* [WORK INSTRUCTIONS] For every line in the entries that contains "subtitle", show the whole line.

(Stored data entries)

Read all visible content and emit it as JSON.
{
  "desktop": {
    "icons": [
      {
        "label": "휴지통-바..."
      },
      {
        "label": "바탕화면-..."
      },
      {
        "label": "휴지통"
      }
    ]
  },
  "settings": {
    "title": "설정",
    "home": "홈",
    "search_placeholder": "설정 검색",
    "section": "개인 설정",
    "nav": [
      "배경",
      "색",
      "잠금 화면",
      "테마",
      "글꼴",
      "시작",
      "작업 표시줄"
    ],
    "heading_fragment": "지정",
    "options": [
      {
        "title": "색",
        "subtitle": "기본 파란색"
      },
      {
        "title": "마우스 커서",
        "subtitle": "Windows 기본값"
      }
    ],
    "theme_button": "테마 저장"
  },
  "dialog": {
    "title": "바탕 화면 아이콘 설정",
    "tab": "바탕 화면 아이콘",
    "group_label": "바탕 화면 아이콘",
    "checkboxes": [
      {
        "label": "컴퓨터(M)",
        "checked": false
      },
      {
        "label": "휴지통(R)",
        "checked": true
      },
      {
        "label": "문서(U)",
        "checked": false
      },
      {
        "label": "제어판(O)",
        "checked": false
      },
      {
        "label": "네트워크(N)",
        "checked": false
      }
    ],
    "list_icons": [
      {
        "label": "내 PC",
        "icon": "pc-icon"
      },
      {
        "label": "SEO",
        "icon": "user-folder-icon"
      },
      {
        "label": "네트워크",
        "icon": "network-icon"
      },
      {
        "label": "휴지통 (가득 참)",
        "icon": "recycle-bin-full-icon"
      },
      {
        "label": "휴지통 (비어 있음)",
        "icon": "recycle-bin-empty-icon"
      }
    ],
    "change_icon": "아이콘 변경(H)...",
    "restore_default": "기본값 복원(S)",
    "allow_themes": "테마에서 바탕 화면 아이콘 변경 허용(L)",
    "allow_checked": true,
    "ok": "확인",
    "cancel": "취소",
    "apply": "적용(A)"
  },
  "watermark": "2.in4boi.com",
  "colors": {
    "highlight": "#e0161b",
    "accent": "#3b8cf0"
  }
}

* [ANSWER TO THIS PROBLEM]
        "subtitle": "기본 파란색"
        "subtitle": "Windows 기본값"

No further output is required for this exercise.